── INFORMATION PROVIDED ──
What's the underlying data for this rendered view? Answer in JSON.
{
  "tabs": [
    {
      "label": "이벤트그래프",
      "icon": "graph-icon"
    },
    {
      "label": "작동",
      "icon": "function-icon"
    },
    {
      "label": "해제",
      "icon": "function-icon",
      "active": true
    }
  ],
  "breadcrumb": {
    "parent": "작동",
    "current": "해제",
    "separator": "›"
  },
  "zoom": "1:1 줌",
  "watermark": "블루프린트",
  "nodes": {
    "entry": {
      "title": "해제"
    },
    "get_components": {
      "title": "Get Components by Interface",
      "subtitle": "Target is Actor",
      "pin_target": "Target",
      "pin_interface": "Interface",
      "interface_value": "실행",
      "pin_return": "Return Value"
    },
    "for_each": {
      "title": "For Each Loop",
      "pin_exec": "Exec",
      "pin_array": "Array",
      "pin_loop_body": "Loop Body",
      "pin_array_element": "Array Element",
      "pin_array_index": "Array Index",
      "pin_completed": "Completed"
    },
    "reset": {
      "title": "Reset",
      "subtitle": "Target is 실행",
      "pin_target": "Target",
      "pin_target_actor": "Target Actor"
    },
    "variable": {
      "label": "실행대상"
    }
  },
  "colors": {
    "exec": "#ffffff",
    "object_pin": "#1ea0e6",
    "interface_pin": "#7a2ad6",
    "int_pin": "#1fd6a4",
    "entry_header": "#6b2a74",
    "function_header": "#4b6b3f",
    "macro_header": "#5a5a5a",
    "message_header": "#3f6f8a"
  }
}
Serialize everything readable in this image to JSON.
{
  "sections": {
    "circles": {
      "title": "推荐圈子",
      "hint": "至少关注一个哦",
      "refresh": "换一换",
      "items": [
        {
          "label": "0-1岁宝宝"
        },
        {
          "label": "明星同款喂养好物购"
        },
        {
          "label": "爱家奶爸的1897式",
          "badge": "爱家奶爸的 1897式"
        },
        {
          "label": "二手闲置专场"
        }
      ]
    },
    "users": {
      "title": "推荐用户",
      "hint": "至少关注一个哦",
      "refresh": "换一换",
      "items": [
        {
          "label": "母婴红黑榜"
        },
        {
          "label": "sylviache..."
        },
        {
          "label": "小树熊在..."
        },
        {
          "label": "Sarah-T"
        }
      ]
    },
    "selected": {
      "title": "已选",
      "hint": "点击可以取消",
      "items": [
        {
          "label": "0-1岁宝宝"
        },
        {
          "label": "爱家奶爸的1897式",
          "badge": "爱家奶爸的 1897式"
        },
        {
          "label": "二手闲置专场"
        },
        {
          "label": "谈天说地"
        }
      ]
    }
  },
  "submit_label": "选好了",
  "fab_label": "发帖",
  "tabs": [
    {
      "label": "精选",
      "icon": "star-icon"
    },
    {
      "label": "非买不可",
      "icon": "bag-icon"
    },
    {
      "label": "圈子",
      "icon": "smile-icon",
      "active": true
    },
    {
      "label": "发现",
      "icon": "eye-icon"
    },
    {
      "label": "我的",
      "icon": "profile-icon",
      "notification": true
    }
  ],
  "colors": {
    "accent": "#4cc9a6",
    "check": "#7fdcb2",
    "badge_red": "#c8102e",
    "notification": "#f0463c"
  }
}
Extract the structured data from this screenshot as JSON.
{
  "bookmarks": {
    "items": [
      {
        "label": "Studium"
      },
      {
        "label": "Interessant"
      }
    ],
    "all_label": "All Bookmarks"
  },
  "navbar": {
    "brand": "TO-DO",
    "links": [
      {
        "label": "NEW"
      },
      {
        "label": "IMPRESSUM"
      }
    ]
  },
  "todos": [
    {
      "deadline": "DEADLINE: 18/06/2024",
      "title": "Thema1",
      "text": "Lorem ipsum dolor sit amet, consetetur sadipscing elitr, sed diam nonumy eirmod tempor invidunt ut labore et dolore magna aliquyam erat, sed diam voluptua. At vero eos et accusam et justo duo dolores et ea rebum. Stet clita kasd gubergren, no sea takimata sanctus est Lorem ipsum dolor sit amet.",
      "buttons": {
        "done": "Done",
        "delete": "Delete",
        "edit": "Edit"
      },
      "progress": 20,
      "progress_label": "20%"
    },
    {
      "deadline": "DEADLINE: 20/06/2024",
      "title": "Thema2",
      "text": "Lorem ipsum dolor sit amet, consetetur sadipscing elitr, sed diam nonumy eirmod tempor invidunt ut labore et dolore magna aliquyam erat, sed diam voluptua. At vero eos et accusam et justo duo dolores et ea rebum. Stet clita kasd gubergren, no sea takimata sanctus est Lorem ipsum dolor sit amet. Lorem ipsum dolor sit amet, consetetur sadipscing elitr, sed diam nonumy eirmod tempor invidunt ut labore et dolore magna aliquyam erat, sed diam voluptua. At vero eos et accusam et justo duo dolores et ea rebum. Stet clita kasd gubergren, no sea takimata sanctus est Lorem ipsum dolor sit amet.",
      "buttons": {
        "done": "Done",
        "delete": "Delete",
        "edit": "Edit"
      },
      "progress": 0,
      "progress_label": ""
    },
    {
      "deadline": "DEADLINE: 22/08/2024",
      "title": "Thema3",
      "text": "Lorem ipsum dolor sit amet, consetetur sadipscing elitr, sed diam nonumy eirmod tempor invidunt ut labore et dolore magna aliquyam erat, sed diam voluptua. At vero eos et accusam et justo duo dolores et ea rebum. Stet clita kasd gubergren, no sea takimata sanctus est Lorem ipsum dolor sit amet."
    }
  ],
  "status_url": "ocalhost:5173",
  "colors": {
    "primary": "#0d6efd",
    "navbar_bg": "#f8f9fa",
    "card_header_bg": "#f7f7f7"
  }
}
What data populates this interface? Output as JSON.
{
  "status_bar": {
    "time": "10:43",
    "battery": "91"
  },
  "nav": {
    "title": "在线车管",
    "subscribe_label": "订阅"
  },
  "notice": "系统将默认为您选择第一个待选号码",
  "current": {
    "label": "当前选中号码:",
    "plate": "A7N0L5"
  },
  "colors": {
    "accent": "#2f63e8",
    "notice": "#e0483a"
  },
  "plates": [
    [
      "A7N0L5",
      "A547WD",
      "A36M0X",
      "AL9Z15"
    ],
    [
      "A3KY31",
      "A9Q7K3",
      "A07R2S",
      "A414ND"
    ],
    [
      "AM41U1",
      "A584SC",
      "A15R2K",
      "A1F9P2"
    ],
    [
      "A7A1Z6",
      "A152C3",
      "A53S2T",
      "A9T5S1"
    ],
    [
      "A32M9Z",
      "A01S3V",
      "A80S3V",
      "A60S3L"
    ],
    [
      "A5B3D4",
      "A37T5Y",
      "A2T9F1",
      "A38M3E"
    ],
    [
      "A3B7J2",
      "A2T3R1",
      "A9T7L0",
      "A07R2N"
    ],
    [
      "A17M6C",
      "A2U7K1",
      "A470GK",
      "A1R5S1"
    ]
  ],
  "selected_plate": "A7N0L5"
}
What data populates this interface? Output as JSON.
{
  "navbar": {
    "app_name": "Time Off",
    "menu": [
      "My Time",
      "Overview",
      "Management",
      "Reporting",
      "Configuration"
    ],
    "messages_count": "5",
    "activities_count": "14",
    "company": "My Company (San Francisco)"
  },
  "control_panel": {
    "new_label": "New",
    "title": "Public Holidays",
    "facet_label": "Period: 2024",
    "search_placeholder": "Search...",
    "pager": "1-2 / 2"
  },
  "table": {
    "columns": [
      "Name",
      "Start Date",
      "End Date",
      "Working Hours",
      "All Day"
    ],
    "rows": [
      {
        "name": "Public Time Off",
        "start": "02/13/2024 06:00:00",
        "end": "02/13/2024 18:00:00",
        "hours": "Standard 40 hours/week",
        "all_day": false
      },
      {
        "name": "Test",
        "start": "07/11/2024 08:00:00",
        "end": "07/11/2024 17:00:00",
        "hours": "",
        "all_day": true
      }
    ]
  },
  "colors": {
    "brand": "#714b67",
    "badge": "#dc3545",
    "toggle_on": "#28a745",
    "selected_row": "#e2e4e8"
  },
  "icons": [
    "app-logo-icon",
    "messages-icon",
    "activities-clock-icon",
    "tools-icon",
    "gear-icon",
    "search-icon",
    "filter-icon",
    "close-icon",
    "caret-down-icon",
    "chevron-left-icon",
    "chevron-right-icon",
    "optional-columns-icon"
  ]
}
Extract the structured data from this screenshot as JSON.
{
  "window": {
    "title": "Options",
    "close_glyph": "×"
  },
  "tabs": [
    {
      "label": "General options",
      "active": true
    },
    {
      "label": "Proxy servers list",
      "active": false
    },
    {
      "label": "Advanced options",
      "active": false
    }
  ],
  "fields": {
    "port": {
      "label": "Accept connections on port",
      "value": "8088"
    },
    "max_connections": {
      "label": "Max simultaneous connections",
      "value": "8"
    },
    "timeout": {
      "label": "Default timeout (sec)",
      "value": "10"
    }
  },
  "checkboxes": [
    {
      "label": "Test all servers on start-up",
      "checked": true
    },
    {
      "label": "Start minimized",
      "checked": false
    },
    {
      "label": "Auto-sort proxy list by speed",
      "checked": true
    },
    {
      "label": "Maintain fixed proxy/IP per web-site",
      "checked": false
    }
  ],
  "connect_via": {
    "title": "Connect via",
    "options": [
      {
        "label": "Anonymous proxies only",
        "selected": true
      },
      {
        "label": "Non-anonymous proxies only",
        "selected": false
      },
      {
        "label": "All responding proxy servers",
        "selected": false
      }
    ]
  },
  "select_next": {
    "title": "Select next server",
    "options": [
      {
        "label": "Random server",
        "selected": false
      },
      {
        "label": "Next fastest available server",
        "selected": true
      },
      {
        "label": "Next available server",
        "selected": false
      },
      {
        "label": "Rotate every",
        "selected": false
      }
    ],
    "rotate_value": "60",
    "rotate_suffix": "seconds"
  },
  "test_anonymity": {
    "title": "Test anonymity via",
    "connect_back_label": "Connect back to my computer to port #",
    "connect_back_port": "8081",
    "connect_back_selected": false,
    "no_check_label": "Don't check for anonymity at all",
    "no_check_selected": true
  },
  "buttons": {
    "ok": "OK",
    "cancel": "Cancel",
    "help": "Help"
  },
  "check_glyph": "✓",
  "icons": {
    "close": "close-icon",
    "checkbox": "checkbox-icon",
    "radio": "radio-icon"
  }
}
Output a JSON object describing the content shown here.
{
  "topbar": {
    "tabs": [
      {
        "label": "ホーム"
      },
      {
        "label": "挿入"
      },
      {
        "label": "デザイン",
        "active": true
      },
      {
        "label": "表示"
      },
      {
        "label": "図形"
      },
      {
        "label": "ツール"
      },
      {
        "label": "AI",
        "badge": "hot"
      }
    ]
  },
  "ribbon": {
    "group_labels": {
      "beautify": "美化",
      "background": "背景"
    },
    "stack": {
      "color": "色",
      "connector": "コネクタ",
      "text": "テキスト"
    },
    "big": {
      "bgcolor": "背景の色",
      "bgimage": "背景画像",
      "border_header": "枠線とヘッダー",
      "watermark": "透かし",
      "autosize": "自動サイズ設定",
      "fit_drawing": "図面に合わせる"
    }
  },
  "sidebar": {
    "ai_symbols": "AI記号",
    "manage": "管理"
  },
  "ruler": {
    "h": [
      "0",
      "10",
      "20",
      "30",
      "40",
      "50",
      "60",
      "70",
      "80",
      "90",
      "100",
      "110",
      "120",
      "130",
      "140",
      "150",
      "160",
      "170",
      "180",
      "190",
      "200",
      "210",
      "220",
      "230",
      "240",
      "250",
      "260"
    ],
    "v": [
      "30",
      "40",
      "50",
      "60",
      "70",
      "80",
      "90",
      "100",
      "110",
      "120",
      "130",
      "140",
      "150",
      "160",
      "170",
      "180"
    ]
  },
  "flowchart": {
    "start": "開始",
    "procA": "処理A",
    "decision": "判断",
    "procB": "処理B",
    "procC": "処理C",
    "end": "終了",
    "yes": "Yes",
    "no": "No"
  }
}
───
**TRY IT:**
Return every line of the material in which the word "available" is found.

**THE COMPLETED TASK:**
        "label": "Next fastest available server",
        "label": "Next available server",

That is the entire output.